This second income stream provides a way for any agent in the agency to continue to make a substantial income working to help clients with their insurance needs even in a “government takeover” of health insurance worst case scenario. This second income stream could best be characterized as an intra-company alternative income stream but as the title of this post implies I also took additional steps to form other companies that produce additional income streams.
Starting Multiple Businesses
Certainly one could start just one company and implement many of the “intra-company” alternative income streams and adequately hedge against most risks while starting a wildly successful company but if you are like me (and many entrepreneurs are since according to the Kaufman Foundation the average entrepreneur starts more than one company) then you likely love the thrill of starting new projects and new business ventures. While many serial entrepreneurs start multiple companies because they love entrepreneurship (as do I) it should also be thought of as a smart business strategy.
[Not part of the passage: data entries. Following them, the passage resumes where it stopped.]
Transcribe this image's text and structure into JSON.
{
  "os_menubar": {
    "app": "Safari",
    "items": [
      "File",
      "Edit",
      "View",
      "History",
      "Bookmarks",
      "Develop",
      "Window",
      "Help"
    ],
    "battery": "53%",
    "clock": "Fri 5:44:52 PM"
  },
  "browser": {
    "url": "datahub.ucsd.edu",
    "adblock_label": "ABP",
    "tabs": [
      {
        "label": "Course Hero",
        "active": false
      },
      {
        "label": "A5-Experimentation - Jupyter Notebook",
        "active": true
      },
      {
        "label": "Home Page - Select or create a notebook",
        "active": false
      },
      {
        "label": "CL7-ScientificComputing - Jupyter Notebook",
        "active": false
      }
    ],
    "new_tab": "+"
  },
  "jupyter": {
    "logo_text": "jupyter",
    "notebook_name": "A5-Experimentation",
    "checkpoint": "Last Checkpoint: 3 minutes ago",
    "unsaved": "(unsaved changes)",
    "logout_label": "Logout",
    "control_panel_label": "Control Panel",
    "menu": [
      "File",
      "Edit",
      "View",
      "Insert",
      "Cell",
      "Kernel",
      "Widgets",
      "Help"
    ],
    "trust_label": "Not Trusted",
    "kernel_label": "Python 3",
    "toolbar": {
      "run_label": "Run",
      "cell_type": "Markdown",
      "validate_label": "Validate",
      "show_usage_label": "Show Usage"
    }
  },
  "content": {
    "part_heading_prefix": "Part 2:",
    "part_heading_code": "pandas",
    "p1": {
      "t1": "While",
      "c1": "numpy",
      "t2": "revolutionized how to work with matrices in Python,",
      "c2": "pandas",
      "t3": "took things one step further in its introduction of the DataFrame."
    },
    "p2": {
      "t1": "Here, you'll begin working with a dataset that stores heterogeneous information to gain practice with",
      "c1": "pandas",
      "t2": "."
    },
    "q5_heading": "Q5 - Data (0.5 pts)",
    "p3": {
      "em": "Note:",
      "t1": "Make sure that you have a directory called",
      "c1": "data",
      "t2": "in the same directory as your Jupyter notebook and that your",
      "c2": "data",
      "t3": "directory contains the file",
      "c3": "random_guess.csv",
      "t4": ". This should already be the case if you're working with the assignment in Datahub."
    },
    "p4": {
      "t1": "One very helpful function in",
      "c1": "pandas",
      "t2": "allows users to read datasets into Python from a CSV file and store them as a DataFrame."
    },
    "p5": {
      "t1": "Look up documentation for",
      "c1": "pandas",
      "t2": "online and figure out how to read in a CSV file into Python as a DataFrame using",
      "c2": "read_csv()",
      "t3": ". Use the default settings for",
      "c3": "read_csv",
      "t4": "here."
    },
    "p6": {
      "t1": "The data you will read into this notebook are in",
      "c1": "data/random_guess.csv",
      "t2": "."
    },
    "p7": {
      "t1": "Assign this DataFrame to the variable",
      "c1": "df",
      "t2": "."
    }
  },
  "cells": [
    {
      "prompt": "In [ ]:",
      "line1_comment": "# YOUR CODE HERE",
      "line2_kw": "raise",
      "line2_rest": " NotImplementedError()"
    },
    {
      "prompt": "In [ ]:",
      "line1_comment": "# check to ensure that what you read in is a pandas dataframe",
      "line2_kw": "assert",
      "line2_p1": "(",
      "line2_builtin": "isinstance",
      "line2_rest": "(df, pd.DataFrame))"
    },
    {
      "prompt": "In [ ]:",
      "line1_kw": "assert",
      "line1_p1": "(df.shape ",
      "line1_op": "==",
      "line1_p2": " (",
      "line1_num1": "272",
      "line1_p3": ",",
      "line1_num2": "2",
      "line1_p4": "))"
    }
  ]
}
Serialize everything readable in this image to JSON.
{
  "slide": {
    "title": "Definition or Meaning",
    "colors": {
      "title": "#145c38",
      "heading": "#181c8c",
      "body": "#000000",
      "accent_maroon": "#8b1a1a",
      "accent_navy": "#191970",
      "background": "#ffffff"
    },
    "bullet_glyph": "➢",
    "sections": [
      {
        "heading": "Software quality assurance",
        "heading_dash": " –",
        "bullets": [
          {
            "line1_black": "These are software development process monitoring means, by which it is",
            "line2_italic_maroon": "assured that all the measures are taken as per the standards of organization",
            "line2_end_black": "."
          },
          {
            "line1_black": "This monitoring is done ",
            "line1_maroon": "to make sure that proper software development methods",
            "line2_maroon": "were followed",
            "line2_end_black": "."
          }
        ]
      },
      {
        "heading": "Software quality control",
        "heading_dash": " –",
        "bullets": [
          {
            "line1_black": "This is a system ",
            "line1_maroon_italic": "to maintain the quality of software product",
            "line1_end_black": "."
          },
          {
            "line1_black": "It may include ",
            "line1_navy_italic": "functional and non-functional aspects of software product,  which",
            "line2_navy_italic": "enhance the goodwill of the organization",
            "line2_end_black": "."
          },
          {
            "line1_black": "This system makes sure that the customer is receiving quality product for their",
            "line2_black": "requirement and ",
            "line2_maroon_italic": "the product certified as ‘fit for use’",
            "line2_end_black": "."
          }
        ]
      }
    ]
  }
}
Here are some questions to ask yourself:
- What is your primary source of income?
- How dependable is that source of income?
- What risks are there that the income will disappear or be substantially reduced in the future?
- What can you do to minimize those risks?
- What is your fall back source of income if your primary source of income dries up?
- Are your alternate sources of income subject to the same risks as your primary source of income?
- What additional sources of income can you develop now that will act as a hedge against losing your current sources of income?
If you find yourself starting to feel a little overwhelmed and thinking to yourself “What is he thinking?? I have enough things to do with my current company without trying to start another company!” just keep in mind that one of the beauties of the Internet is that small businesses can be formed, websites can be built, and new streams of income can be developed in months and even days rather than years.
Certainly hard work and discipline will be required but I would challenge you to figure out where your area of expertise and/or passion is and see how you can put that to work providing you with an additional income stream. If you love crochet then build a website about crochet where you can publish new crochet designs and interact with other crochet fans. If you work as a Human Resources Manager then build a website that is packed full of great tips and inside knowledge from the HR field.
For me, I love anything related to the web, entrepreneurship, and finance. I am a CFP® and a self professed Internet nerd so it was only natural that I would take my love for those things and create a website for comparing credit cards, a website with tools for finding domain names, and a new site I just started working on – a site for comparing car insurance online – with the ease of setting up a mini online business the Internet can be a great avenue to begin to add some alternative income streams to your “portfolio” of earning potential.
My challenge to you is to ask yourself the above questions and then see what you can do to gauge the risks associated with your primary income stream, think of ways to minimize that risk, and then think of additional sources of income that are negatively correlated with your primary source of income and then find yourself in the enviable position of not having to be ultra dependent upon just one source of income. What do you think? What are your tips for developing multiple sources of income?